Namely: _________________________________

Continue reading “Our Longing Lady”

The Baptist’s Song

As we approach Christmas, we pray in the preface to the Eucharistic Prayer about St. John the Baptist.

Perhaps you have noticed a small but notable change in the translation. The old Sacramentary had it that John the Baptist was “Christ’s herald.”

True enough; beautiful enough. But now, with the new translation, we pray that St. John “sang of Christ’s coming.”

The Christ appeared on earth, and the holy prophet sang. Locusts in his belly, camel hair around his waist, the Jordan River rushing by, and the desert wind blowing: he sang.

Can we not imagine that the Baptist sang with everything Johnnie Cash, Roy Orbison, Placido Domingo, Ray Charles, and Eddie Vedder all have to offer in their voices—rolled into one masculine melody on the wind?

The coming of Christ moves those who recognize Him to break out into song. Could be a Tallis Scholars song, or a Pogues song, a hymn, a chant, a warble. Joy and love sing.

Many beauties of the earth touch the undying, simple perfection of heaven—but to sing does so in a uniquely immediate way.

God rest ye merry. Baby Jesus comes tomorrow night. It will be time to sing.

Heaven is Real

The place in Jerusalem from which the Blessed Mother was assumed into heaven
The place in Jerusalem from which the Blessed Mother was assumed into heaven
Today the Virgin Mother of God was assumed into heaven as the beginning and pattern of your Church’s perfection and a sign of sure hope and comfort to your pilgrim people.
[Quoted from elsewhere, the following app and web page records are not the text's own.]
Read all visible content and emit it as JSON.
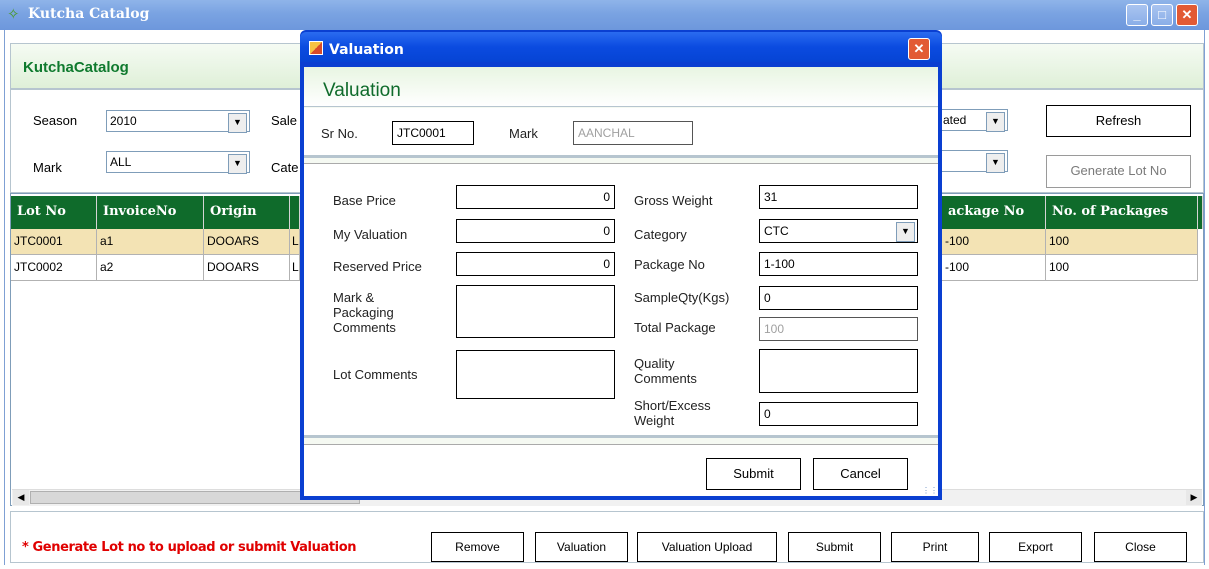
{
  "window": {
    "title": "Kutcha Catalog",
    "header": "KutchaCatalog"
  },
  "filters": {
    "season_label": "Season",
    "season_value": "2010",
    "sale_label": "Sale",
    "mark_label": "Mark",
    "mark_value": "ALL",
    "category_label": "Cate",
    "status_value": "ated",
    "refresh_label": "Refresh",
    "generate_lot_label": "Generate Lot No"
  },
  "grid": {
    "columns": [
      "Lot No",
      "InvoiceNo",
      "Origin",
      "ackage No",
      "No. of Packages"
    ],
    "rows": [
      {
        "lot": "JTC0001",
        "invoice": "a1",
        "origin": "DOOARS",
        "col4": "L",
        "package": "-100",
        "packages": "100"
      },
      {
        "lot": "JTC0002",
        "invoice": "a2",
        "origin": "DOOARS",
        "col4": "L",
        "package": "-100",
        "packages": "100"
      }
    ]
  },
  "bottom": {
    "warning": "* Generate Lot no to upload or submit Valuation",
    "buttons": [
      "Remove",
      "Valuation",
      "Valuation Upload",
      "Submit",
      "Print",
      "Export",
      "Close"
    ]
  },
  "dialog": {
    "title": "Valuation",
    "heading": "Valuation",
    "sr_label": "Sr No.",
    "sr_value": "JTC0001",
    "mark_label": "Mark",
    "mark_value": "AANCHAL",
    "base_price_label": "Base Price",
    "base_price_value": "0",
    "my_valuation_label": "My Valuation",
    "my_valuation_value": "0",
    "reserved_price_label": "Reserved Price",
    "reserved_price_value": "0",
    "mark_pack_label_1": "Mark &",
    "mark_pack_label_2": "Packaging",
    "mark_pack_label_3": "Comments",
    "lot_comments_label": "Lot Comments",
    "gross_weight_label": "Gross Weight",
    "gross_weight_value": "31",
    "category_label": "Category",
    "category_value": "CTC",
    "package_no_label": "Package No",
    "package_no_value": "1-100",
    "sample_qty_label": "SampleQty(Kgs)",
    "sample_qty_value": "0",
    "total_package_label": "Total Package",
    "total_package_value": "100",
    "quality_comments_label_1": "Quality",
    "quality_comments_label_2": "Comments",
    "short_excess_label_1": "Short/Excess",
    "short_excess_label_2": "Weight",
    "short_excess_value": "0",
    "submit_label": "Submit",
    "cancel_label": "Cancel"
  }
}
Justly you would not allow her to see the corruption of the tomb,
because from her own flesh she brought forth ineffably your incarnate Son, the author of all life.

–from the Preface to the Eucharistic Prayer in today’s Mass
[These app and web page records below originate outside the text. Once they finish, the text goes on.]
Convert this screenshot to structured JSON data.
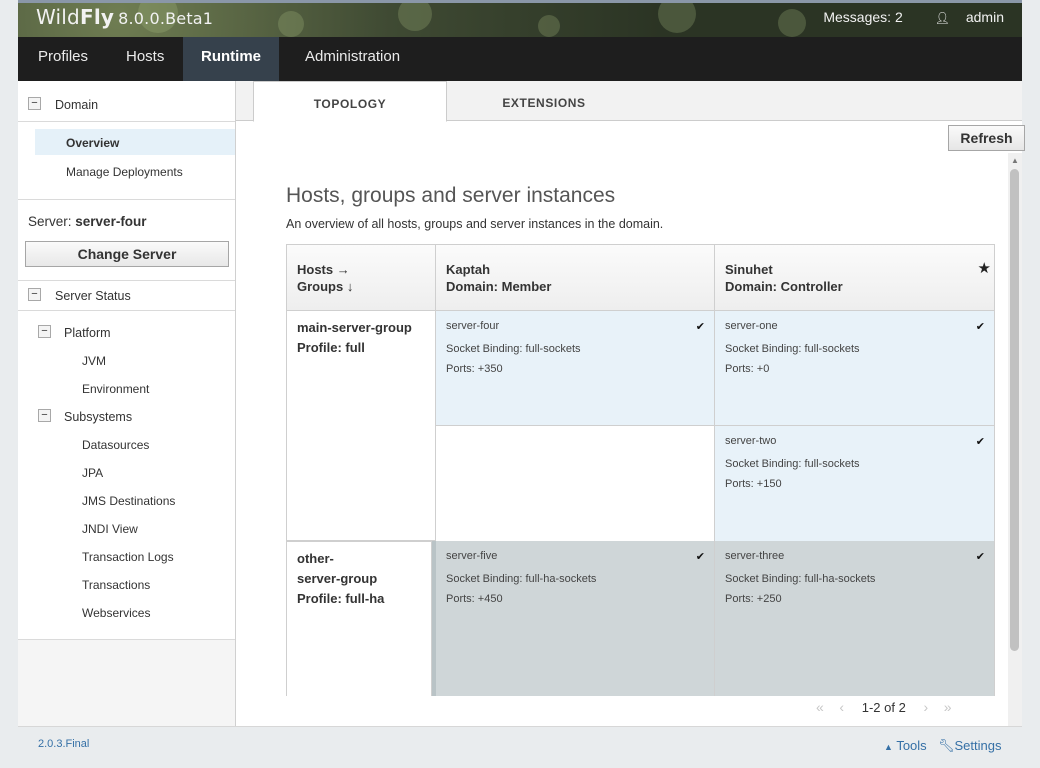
{
  "app": {
    "logo_light": "Wild",
    "logo_bold": "Fly",
    "version": "8.0.0.Beta1",
    "messages": "Messages: 2",
    "user": "admin"
  },
  "nav": {
    "items": [
      "Profiles",
      "Hosts",
      "Runtime",
      "Administration"
    ],
    "active": "Runtime"
  },
  "sidebar": {
    "domain_label": "Domain",
    "overview": "Overview",
    "manage_deployments": "Manage Deployments",
    "server_prefix": "Server:",
    "server_name": "server-four",
    "change_server": "Change Server",
    "server_status": "Server Status",
    "platform": "Platform",
    "platform_items": [
      "JVM",
      "Environment"
    ],
    "subsystems": "Subsystems",
    "subsystem_items": [
      "Datasources",
      "JPA",
      "JMS Destinations",
      "JNDI View",
      "Transaction Logs",
      "Transactions",
      "Webservices"
    ]
  },
  "tabs": [
    "TOPOLOGY",
    "EXTENSIONS"
  ],
  "refresh": "Refresh",
  "page": {
    "title": "Hosts, groups and server instances",
    "description": "An overview of all hosts, groups and server instances in the domain."
  },
  "topology": {
    "corner_line1": "Hosts →",
    "corner_line2": "Groups ↓",
    "hosts": [
      {
        "name": "Kaptah",
        "domain": "Domain: Member"
      },
      {
        "name": "Sinuhet",
        "domain": "Domain: Controller"
      }
    ],
    "groups": [
      {
        "line1": "main-server-group",
        "line2": "Profile: full"
      },
      {
        "line1": "other-",
        "line2": "server-group",
        "line3": "Profile: full-ha"
      }
    ],
    "servers": {
      "s4": {
        "name": "server-four",
        "binding": "Socket Binding: full-sockets",
        "ports": "Ports: +350"
      },
      "s1": {
        "name": "server-one",
        "binding": "Socket Binding: full-sockets",
        "ports": "Ports: +0"
      },
      "s2": {
        "name": "server-two",
        "binding": "Socket Binding: full-sockets",
        "ports": "Ports: +150"
      },
      "s5": {
        "name": "server-five",
        "binding": "Socket Binding: full-ha-sockets",
        "ports": "Ports: +450"
      },
      "s3": {
        "name": "server-three",
        "binding": "Socket Binding: full-ha-sockets",
        "ports": "Ports: +250"
      }
    }
  },
  "pager": {
    "text": "1-2 of 2"
  },
  "footer": {
    "version": "2.0.3.Final",
    "tools": "Tools",
    "settings": "Settings"
  },
  "colors": {
    "accent_selected": "#e5f1f9",
    "server_light": "#e8f2f9",
    "server_grey": "#cfd6d8",
    "nav_active": "#36414c",
    "link": "#3570a6"
  }
}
Our little study of Bertrand Russell’s erroneous philosophy is now catalogued the among the Compendia.

madonna1We undertook our consideration of the Bertrand Russell Case as a penitential preparation for today’s Solemnity.

It is not reasonable to think that there is no life after death. The argument that the soul is immortal is more probable: No observable force of nature can annihilate a soul.
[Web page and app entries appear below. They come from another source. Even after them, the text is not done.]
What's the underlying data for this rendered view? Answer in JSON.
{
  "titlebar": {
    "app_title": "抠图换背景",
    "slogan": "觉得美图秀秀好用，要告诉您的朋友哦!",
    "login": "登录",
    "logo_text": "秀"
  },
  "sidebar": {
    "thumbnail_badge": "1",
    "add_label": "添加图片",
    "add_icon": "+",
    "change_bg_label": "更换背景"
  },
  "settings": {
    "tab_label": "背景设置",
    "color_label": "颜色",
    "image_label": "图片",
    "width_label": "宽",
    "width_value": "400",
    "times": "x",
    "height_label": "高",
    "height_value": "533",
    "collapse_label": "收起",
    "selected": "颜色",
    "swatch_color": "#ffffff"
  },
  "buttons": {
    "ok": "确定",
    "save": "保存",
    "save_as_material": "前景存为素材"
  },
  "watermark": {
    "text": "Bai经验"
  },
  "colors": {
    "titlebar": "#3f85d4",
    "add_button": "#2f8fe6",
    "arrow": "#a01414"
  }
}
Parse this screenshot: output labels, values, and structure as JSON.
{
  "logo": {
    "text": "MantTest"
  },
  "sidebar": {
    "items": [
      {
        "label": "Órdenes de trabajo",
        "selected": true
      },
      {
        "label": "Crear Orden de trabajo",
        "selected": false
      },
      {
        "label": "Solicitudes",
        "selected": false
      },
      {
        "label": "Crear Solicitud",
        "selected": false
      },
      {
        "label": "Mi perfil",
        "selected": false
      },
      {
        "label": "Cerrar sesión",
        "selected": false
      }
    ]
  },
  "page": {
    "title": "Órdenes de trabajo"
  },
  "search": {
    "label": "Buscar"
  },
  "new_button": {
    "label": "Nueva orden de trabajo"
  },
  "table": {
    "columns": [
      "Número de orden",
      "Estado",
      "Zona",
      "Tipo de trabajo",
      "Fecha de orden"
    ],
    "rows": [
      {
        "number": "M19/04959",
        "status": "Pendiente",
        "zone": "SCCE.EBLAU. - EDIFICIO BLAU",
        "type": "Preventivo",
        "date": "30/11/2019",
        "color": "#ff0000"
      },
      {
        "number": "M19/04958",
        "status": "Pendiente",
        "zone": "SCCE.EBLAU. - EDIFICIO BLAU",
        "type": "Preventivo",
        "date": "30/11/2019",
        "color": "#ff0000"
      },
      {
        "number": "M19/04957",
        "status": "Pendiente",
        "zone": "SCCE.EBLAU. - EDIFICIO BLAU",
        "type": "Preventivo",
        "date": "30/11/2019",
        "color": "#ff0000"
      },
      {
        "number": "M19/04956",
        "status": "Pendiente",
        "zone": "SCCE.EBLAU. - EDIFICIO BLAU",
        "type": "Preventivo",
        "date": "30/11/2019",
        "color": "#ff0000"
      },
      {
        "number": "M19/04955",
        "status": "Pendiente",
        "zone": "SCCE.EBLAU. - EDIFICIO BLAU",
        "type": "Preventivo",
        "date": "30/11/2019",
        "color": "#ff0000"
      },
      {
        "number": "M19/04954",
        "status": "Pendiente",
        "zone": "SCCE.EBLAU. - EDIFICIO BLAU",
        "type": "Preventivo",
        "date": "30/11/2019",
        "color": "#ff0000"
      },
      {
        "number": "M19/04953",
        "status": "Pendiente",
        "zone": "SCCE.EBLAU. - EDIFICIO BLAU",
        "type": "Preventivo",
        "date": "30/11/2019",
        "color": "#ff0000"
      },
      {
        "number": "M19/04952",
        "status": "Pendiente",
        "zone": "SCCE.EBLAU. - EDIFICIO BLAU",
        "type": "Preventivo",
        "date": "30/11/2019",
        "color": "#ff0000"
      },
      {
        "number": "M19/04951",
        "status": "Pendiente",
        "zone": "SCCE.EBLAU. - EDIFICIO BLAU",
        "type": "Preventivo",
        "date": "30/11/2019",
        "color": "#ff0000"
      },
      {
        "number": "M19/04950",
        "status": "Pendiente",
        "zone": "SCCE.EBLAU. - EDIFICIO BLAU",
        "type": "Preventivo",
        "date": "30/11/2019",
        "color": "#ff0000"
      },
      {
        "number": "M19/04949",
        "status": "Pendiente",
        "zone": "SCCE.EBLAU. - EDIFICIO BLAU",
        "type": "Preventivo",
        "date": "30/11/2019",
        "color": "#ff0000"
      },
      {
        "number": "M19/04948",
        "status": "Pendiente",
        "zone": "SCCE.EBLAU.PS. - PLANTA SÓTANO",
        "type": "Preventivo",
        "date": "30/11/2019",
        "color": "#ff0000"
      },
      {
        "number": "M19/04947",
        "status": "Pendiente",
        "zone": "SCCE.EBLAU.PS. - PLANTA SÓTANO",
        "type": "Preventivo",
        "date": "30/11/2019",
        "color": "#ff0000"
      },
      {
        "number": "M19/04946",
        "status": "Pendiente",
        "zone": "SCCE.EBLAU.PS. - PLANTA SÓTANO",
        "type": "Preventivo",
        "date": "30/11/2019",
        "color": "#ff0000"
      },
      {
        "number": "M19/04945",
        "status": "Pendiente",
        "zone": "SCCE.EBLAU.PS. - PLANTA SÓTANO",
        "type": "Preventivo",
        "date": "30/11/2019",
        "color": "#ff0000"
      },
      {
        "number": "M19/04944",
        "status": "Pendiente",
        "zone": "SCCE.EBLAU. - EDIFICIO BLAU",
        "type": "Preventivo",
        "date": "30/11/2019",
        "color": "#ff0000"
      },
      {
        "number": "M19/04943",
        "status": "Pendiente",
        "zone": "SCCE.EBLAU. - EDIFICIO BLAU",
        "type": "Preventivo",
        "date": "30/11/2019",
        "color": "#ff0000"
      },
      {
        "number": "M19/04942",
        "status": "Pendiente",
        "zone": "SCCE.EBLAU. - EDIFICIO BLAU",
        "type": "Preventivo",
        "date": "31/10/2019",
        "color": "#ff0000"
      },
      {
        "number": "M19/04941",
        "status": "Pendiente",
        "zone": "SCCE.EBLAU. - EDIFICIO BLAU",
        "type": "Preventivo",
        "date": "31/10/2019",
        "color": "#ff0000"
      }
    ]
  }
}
Moreover, we have it on divine authority that our Lord Jesus rose from the dead in His human body, and He took His mother with Him to heaven.

Happy Assumption Day!

Os Meum Annuntiabit Laudam Tuam

Annie Dillard
Annie Dillard
This morning during Mass, as I listened to toddlers chirping and singing out while I read the prayers from the Missal, I thought of this excellent little paragraph from Annie Dillard’s For the Time Being:

A hole in the earth’s crust releases clear water into the St. John’s River of central Florida at the rate of one hundred million gallons a day. Salt water issues from deep-sea mouths as very hot water and minerals. There iron and sulfur erupt into the sea from under the planet’s crust, and there clays form black towers. In Safad, Isaac Luria began prayers by saying, “Open thou my lips, O Lord, and my mouth shall show forth thy praise.”

…Speaking of the Roman Missal, you can find my favorite prayer to God in it. It is in the seventh Preface to the Canon of the Mass used during the Season of the Year:

missale-romanum-white-bgSanctae Pater,…mitteres Redemptorem, quem absque peccato in nostra voluisti similitudine conversari, ut amares in nobis quod diligebas in Filio.

“Father, …You sent [our Redeemer] as one like ourselves, though free from sin, that you might see and love in us what you see and love in Christ.”

We are not allowed to use this Preface during special seasons, but during “Ordinary Time,” I use it pretty much every Sunday.

…Happy Easter, dear P&BD readers! Here is something to which the married men might be able to relate:

On a sunny morning, after a few sleep-deprived nights, we men can become emotional like women.

heartsA man can see his wife first thing in the morning–and this after years of marriage–and think to himself, “What a beauty! I married the most beautiful woman in the world. I am the luckiest man alive!”

Well, I have not slept a lot lately. I got up this morning, unlocked the church, the sun came up, and then people starting coming in. I was overcome. The Church is my Bride, and there is none more beautiful, none more wonderful. I am rapturously in love. I love you, dear Church. Be mine forever. Love, Preacher.